Onto the run and I was told I was 2:30 down on Lieuwe Boonstra, clawing back some seconds on the way back. Nic was nowhere to be seen so I set off on the 11km run which included sand, surf, sand, road, sand, eland and more sand. At times, the sand was roughly calves depth and I was cursing Paul in language that is reserved for the worst of the worst. I was, however, catching Lieuwe and had him at 8km. This was a new experience for me. I had never caught him in ANY race in my life. Aware of the caliber athlete I was dealing with, I tried to get rid of him ASAP as I knew he was much faster in any form of sprint than I could ever hope to be.

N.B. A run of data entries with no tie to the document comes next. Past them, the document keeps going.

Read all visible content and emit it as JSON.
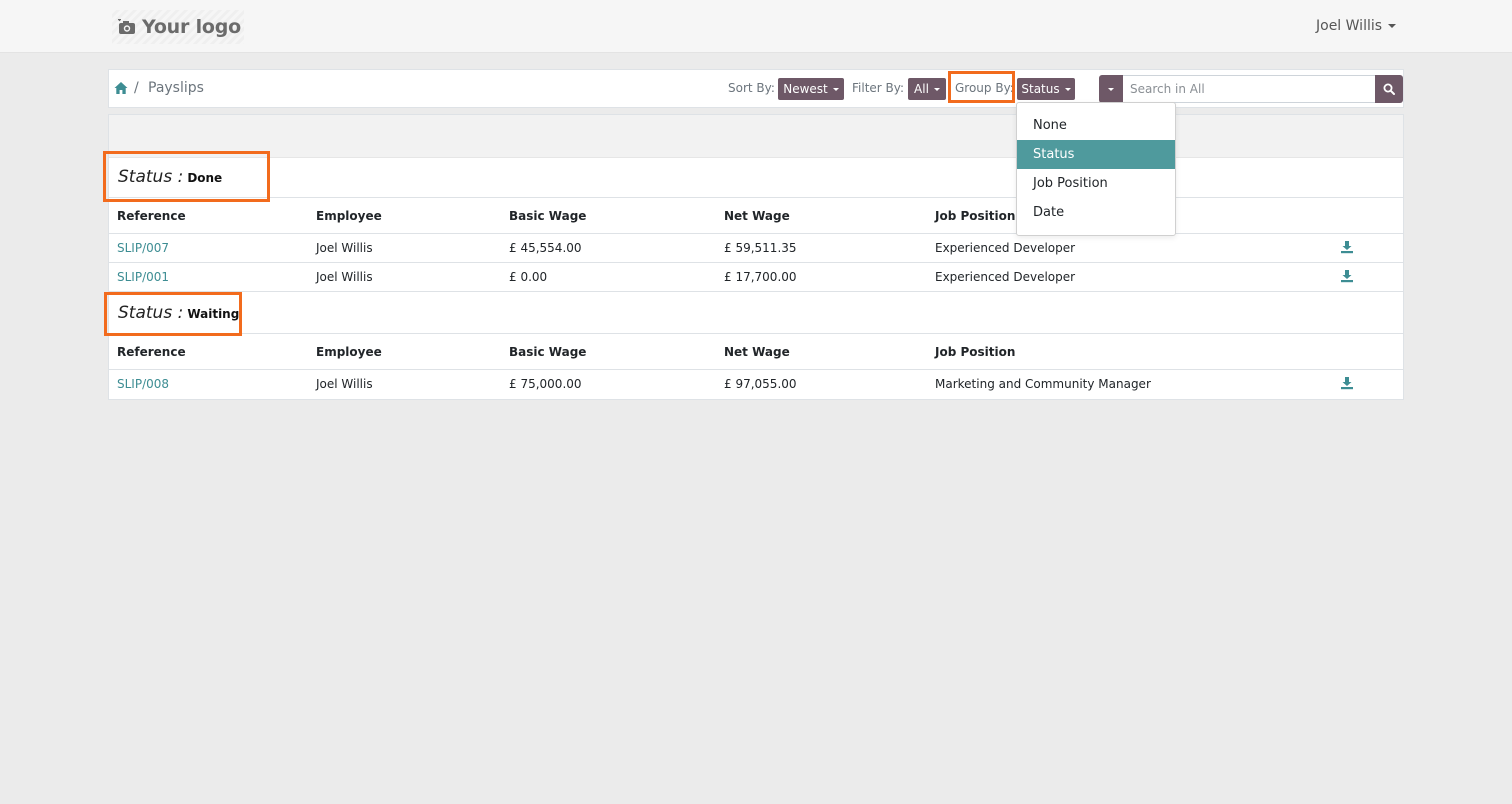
{
  "header": {
    "logo_text": "Your logo",
    "user_name": "Joel Willis"
  },
  "breadcrumb": {
    "current": "Payslips",
    "separator": "/"
  },
  "toolbar": {
    "sort_label": "Sort By:",
    "sort_value": "Newest",
    "filter_label": "Filter By:",
    "filter_value": "All",
    "group_label": "Group By:",
    "group_value": "Status",
    "search_placeholder": "Search in All"
  },
  "group_by_menu": {
    "options": [
      "None",
      "Status",
      "Job Position",
      "Date"
    ],
    "selected": "Status"
  },
  "table": {
    "columns": [
      "Reference",
      "Employee",
      "Basic Wage",
      "Net Wage",
      "Job Position"
    ],
    "groups": [
      {
        "label": "Status :",
        "value": "Done",
        "rows": [
          {
            "reference": "SLIP/007",
            "employee": "Joel Willis",
            "basic_wage": "£ 45,554.00",
            "net_wage": "£ 59,511.35",
            "job_position": "Experienced Developer"
          },
          {
            "reference": "SLIP/001",
            "employee": "Joel Willis",
            "basic_wage": "£ 0.00",
            "net_wage": "£ 17,700.00",
            "job_position": "Experienced Developer"
          }
        ]
      },
      {
        "label": "Status :",
        "value": "Waiting",
        "rows": [
          {
            "reference": "SLIP/008",
            "employee": "Joel Willis",
            "basic_wage": "£ 75,000.00",
            "net_wage": "£ 97,055.00",
            "job_position": "Marketing and Community Manager"
          }
        ]
      }
    ]
  },
  "colors": {
    "accent": "#4f9a9d",
    "button": "#6e5867",
    "link": "#3d8d93",
    "highlight": "#f26b1d"
  },
  "icons": {
    "home": "home-icon",
    "search": "search-icon",
    "download": "download-icon",
    "logo": "camera-icon"
  }
}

I, however, was burning at around 10.5 out of 10 at this point. As we got off the beach sand, I went as hard as I could up the hill to get rid of him. By that, I mean I was running flat out with little surges for about 1km up a pretty steep hill at around 3:30 per km. That was what I had. I was breathing so hard I couldn’t hear my feet on the tar. He held to the top of the hill. Then, as we hit the peak, Lieuwe attacked. I tried as hard as I could to go with him. I checked the Garmin and I was going 3min per km and losing ground. Sneaky freaking russian had me. When we hit Preekstoel I had made peace with 3rd and took off my shoes for the trot in the water. Jogging in with a smile on my dial, I finished well and in a week where there was no rest, a great result. Dan was in a class of his own I tell you.
The afternoon was spent napping and eating before more eating and sleeping in lieu of the 14km (actually 17km) trail run in the morning and the 24km (actually 36km) mountain bike ride just afterward.
For the Sunday, all I can say is that I cruised both “races” as most of us did, enjoying the scenery and making friends along the way. The chance to cruise with mates in one of the most beautiful places you will ever go was apt reward for the previous days work.
If you missed out on this weekend, I highly suggest you get entries in early next year. It’s simply an incredible experience from passionate organisers filled with lovely people and moments that take your breath away. A special thanks to Electric Ink, Gamin and Oakley for putting on the event. We`ll be back…
Here are the files…